WHAT TO WORK ON ->
How many lines in the material below contain the string "XAUUSD"? Answer with the number alone.

DATA FOR REVIEW ->

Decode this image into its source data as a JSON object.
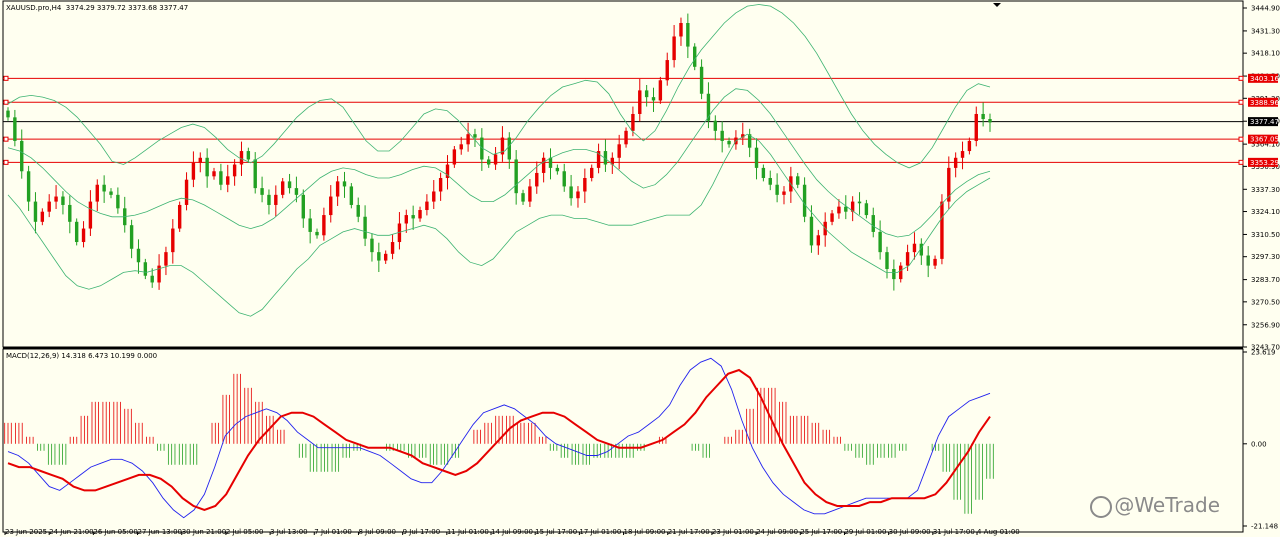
{
  "main_header": {
    "symbol": "XAUUSD.pro,H4",
    "ohlc": "3374.29 3379.72 3373.68 3377.47"
  },
  "macd_header": "MACD(12,26,9) 14.318 6.473 10.199 0.000",
  "watermark": "@WeTrade",
  "colors": {
    "background": "#fffff0",
    "bull": "#e60000",
    "bear": "#22a022",
    "bands": "#3cb371",
    "level_line": "#e60000",
    "price_line": "#000000",
    "macd_line": "#2222ee",
    "signal_line": "#e60000"
  },
  "chart_data": [
    {
      "type": "candlestick",
      "title": "XAUUSD.pro,H4",
      "y_ticks": [
        "3444.90",
        "3431.30",
        "3418.10",
        "3404.50",
        "3391.30",
        "3377.70",
        "3364.10",
        "3350.90",
        "3337.30",
        "3324.10",
        "3310.50",
        "3297.30",
        "3283.70",
        "3270.50",
        "3256.90",
        "3243.70"
      ],
      "ylim": [
        3243.7,
        3444.9
      ],
      "x_tick_labels": [
        "23 Jun 2025",
        "24 Jun 21:00",
        "26 Jun 05:00",
        "27 Jun 13:00",
        "30 Jun 21:00",
        "2 Jul 05:00",
        "3 Jul 13:00",
        "7 Jul 01:00",
        "8 Jul 09:00",
        "9 Jul 17:00",
        "11 Jul 01:00",
        "14 Jul 09:00",
        "15 Jul 17:00",
        "17 Jul 01:00",
        "18 Jul 09:00",
        "21 Jul 17:00",
        "23 Jul 01:00",
        "24 Jul 09:00",
        "25 Jul 17:00",
        "29 Jul 01:00",
        "30 Jul 09:00",
        "31 Jul 17:00",
        "4 Aug 01:00"
      ],
      "horizontal_levels": [
        {
          "price": 3403.16,
          "label": "3403.16"
        },
        {
          "price": 3388.96,
          "label": "3388.96"
        },
        {
          "price": 3367.05,
          "label": "3367.05"
        },
        {
          "price": 3353.29,
          "label": "3353.29"
        }
      ],
      "current_price": {
        "price": 3377.47,
        "label": "3377.47"
      },
      "close": [
        3380,
        3366,
        3348,
        3330,
        3318,
        3324,
        3330,
        3333,
        3328,
        3318,
        3306,
        3314,
        3330,
        3340,
        3336,
        3334,
        3326,
        3316,
        3302,
        3294,
        3286,
        3282,
        3292,
        3300,
        3314,
        3328,
        3343,
        3353,
        3356,
        3345,
        3348,
        3340,
        3345,
        3352,
        3360,
        3355,
        3338,
        3334,
        3328,
        3334,
        3342,
        3338,
        3334,
        3320,
        3312,
        3310,
        3322,
        3333,
        3342,
        3339,
        3328,
        3321,
        3308,
        3300,
        3295,
        3299,
        3306,
        3317,
        3322,
        3320,
        3325,
        3330,
        3336,
        3344,
        3352,
        3361,
        3364,
        3370,
        3368,
        3355,
        3352,
        3358,
        3368,
        3355,
        3335,
        3330,
        3339,
        3347,
        3356,
        3350,
        3348,
        3339,
        3332,
        3336,
        3344,
        3350,
        3360,
        3352,
        3356,
        3364,
        3372,
        3382,
        3396,
        3392,
        3390,
        3402,
        3414,
        3428,
        3436,
        3422,
        3410,
        3394,
        3378,
        3372,
        3366,
        3364,
        3368,
        3370,
        3362,
        3350,
        3344,
        3340,
        3334,
        3336,
        3345,
        3340,
        3321,
        3304,
        3310,
        3318,
        3323,
        3327,
        3324,
        3330,
        3329,
        3322,
        3312,
        3300,
        3290,
        3284,
        3292,
        3300,
        3305,
        3298,
        3292,
        3296,
        3330,
        3350,
        3356,
        3360,
        3366,
        3382,
        3379,
        3377
      ],
      "upper_band": [
        3388,
        3392,
        3393,
        3392,
        3390,
        3386,
        3380,
        3372,
        3364,
        3354,
        3352,
        3356,
        3361,
        3366,
        3370,
        3374,
        3376,
        3374,
        3368,
        3361,
        3356,
        3353,
        3357,
        3364,
        3372,
        3380,
        3386,
        3390,
        3391,
        3386,
        3376,
        3366,
        3360,
        3360,
        3366,
        3374,
        3382,
        3385,
        3384,
        3378,
        3370,
        3362,
        3358,
        3360,
        3368,
        3378,
        3386,
        3393,
        3398,
        3400,
        3402,
        3401,
        3394,
        3382,
        3372,
        3366,
        3372,
        3384,
        3398,
        3410,
        3420,
        3428,
        3436,
        3442,
        3446,
        3447,
        3446,
        3442,
        3436,
        3428,
        3418,
        3406,
        3394,
        3382,
        3372,
        3364,
        3358,
        3353,
        3350,
        3353,
        3362,
        3374,
        3386,
        3396,
        3400,
        3398
      ],
      "middle_band": [
        3362,
        3360,
        3356,
        3350,
        3343,
        3336,
        3330,
        3326,
        3323,
        3321,
        3321,
        3322,
        3324,
        3327,
        3330,
        3332,
        3331,
        3328,
        3324,
        3320,
        3316,
        3314,
        3316,
        3320,
        3326,
        3332,
        3338,
        3344,
        3348,
        3350,
        3349,
        3346,
        3344,
        3344,
        3346,
        3349,
        3351,
        3350,
        3346,
        3340,
        3334,
        3330,
        3330,
        3334,
        3340,
        3346,
        3352,
        3356,
        3359,
        3361,
        3361,
        3359,
        3354,
        3348,
        3342,
        3338,
        3340,
        3346,
        3354,
        3364,
        3374,
        3384,
        3392,
        3397,
        3396,
        3390,
        3382,
        3372,
        3362,
        3352,
        3343,
        3336,
        3330,
        3325,
        3320,
        3315,
        3311,
        3309,
        3310,
        3315,
        3322,
        3330,
        3337,
        3342,
        3346,
        3348
      ],
      "lower_band": [
        3334,
        3326,
        3316,
        3306,
        3296,
        3286,
        3280,
        3278,
        3280,
        3284,
        3288,
        3289,
        3288,
        3290,
        3292,
        3292,
        3288,
        3282,
        3276,
        3270,
        3264,
        3262,
        3266,
        3274,
        3282,
        3290,
        3296,
        3304,
        3308,
        3312,
        3314,
        3312,
        3310,
        3310,
        3312,
        3314,
        3316,
        3314,
        3308,
        3300,
        3294,
        3292,
        3296,
        3304,
        3312,
        3316,
        3320,
        3322,
        3322,
        3320,
        3320,
        3318,
        3316,
        3316,
        3316,
        3318,
        3320,
        3322,
        3322,
        3322,
        3328,
        3340,
        3354,
        3366,
        3370,
        3366,
        3358,
        3348,
        3338,
        3328,
        3320,
        3312,
        3306,
        3300,
        3296,
        3292,
        3288,
        3288,
        3292,
        3302,
        3312,
        3322,
        3330,
        3336,
        3340,
        3344
      ]
    },
    {
      "type": "macd",
      "title": "MACD(12,26,9) 14.318 6.473 10.199 0.000",
      "y_ticks": [
        "23.619",
        "0.00",
        "-21.148"
      ],
      "ylim": [
        -21.148,
        23.619
      ],
      "macd_line": [
        -2,
        -3,
        -5,
        -8,
        -11,
        -12,
        -10,
        -8,
        -6,
        -5,
        -4,
        -4,
        -5,
        -7,
        -10,
        -14,
        -17,
        -19,
        -17,
        -13,
        -6,
        2,
        5,
        7,
        8,
        9,
        8,
        6,
        3,
        1,
        -1,
        -1,
        -1,
        -1,
        -1,
        -2,
        -3,
        -5,
        -7,
        -9,
        -10,
        -10,
        -7,
        -3,
        1,
        5,
        8,
        9,
        10,
        9,
        7,
        5,
        2,
        0,
        -1,
        -2,
        -3,
        -3,
        -2,
        0,
        2,
        3,
        5,
        7,
        10,
        15,
        19,
        21,
        22,
        20,
        14,
        6,
        -1,
        -6,
        -10,
        -13,
        -15,
        -17,
        -18,
        -18,
        -17,
        -16,
        -15,
        -14,
        -14,
        -14,
        -14,
        -14,
        -12,
        -5,
        2,
        7,
        9,
        11,
        12,
        13
      ],
      "signal_line": [
        -5,
        -6,
        -6,
        -7,
        -8,
        -9,
        -11,
        -12,
        -12,
        -11,
        -10,
        -9,
        -8,
        -8,
        -9,
        -11,
        -14,
        -16,
        -17,
        -16,
        -13,
        -8,
        -3,
        1,
        4,
        7,
        8,
        8,
        7,
        5,
        3,
        1,
        0,
        -1,
        -1,
        -1,
        -2,
        -3,
        -5,
        -6,
        -7,
        -8,
        -7,
        -5,
        -2,
        1,
        4,
        6,
        7,
        8,
        8,
        7,
        5,
        3,
        1,
        0,
        -1,
        -1,
        -1,
        0,
        1,
        3,
        5,
        8,
        12,
        15,
        18,
        19,
        17,
        12,
        6,
        0,
        -5,
        -10,
        -13,
        -15,
        -16,
        -16,
        -16,
        -15,
        -15,
        -14,
        -14,
        -14,
        -14,
        -13,
        -10,
        -6,
        -2,
        3,
        7
      ]
    }
  ]
}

RESULT ->
2